    Would you hire a chef without first tasting his food?
    Then why would you hire a programmer without first having seen his code?

    I have yet to be interviewed for a position where the interviewer has asked to see a sample of my work. This is really disappointing. When I was a hiring manager, I would ask the candidates to bring their laptop (or at least print out some code) so that I could see something that they've written of which they're particularly proud. Once it was in front of us, I would ask what was the business problem that was solved. I would then ask for them to walk me through the code. I could usually get a good sense of the type of developer I was interviewing. I could see the way they formatted code - did they care enough to make it pretty; did they name classes, methods, and variables in such a way that the code was self-documenting; did they organize the project in a way that others could easily pick up the project and work on it, etc. I could get a sense of their thought processes - did they approach the problem in a logical manner, did they think in an object-oriented or procedural manner, etc. Most importantly, though, I could get a sense of their passion for solving the problem. If the candidate became animated and excited about what they were explaining to me, that candidate was a contender.

    Smart and Productive? You mean you can have both?

    Joel Spolsky has two criteria for hiring a good developer: you're looking for people who 1.) are smart and 2.) get things done.

    People who are Smart but don’t Get Things Done often have PhDs and work in big companies where nobody listens to them because they are completely impractical. They would rather mull over something academic about a problem rather than ship on time. These kind of people can be identified because they love to point out the theoretical similarity between two widely divergent concepts. For example, they will say, “Spreadsheets are really just a special case of programming language,” and then go off for a week and write a thrilling, brilliant whitepaper about the theoretical computational linguistic attributes of a spreadsheet as a programming language. Smart, but not useful. The other way to identify these people is that they have a tendency to show up at your office, coffee mug in hand, and try to start a long conversation about the relative merits of Java introspection vs. COM type libraries, on the day you are trying to ship a beta.

    People who Get Things Done but are not Smart will do stupid things, seemingly without thinking about them, and somebody else will have to come clean up their mess later. This makes them net liabilities to the company because not only do they fail to contribute, but they soak up good people’s time. They are the kind of people who decide to refactor your core algorithms to use the Visitor Pattern, which they just read about the night before, and completely misunderstood, and instead of simple loops adding up items in an array you’ve got an AdderVistior class (yes, it’s spelled wrong) and a VisitationArrangingOfficer singleton and none of your code works any more.


    So if you're thinking of interviewing me for a position at your company, please take these ideas into consideration. Please ask me questions through which I can demonstrate that I'm smart and that I can get things done.
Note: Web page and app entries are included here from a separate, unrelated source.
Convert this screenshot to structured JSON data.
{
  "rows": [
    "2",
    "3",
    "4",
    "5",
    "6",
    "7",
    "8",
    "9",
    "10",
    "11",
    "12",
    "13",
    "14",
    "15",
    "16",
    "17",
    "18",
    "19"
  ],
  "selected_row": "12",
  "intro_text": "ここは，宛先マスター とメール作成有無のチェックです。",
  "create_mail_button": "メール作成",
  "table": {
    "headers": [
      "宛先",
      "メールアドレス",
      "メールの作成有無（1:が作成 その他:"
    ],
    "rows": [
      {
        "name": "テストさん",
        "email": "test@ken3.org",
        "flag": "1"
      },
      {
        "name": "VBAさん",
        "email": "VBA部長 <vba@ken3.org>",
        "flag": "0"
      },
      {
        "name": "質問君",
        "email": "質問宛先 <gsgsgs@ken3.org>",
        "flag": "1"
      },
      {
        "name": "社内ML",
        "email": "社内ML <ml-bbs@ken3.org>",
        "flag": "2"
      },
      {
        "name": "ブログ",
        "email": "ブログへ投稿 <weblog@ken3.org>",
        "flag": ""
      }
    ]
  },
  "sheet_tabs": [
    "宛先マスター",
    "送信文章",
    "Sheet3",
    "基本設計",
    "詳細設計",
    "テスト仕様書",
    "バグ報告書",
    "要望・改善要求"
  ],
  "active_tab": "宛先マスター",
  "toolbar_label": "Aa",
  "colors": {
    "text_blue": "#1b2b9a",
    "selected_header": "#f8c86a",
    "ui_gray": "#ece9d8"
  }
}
If you only throw "Aha!" questions at me or ask me to solve trivial brainteasers, don't be surprised if I politely excuse myself and never return. You see, I'm interviewing you just as hard as - if not harder than - you're interviewing me. You're looking for a good employee but I'm looking for a good employer.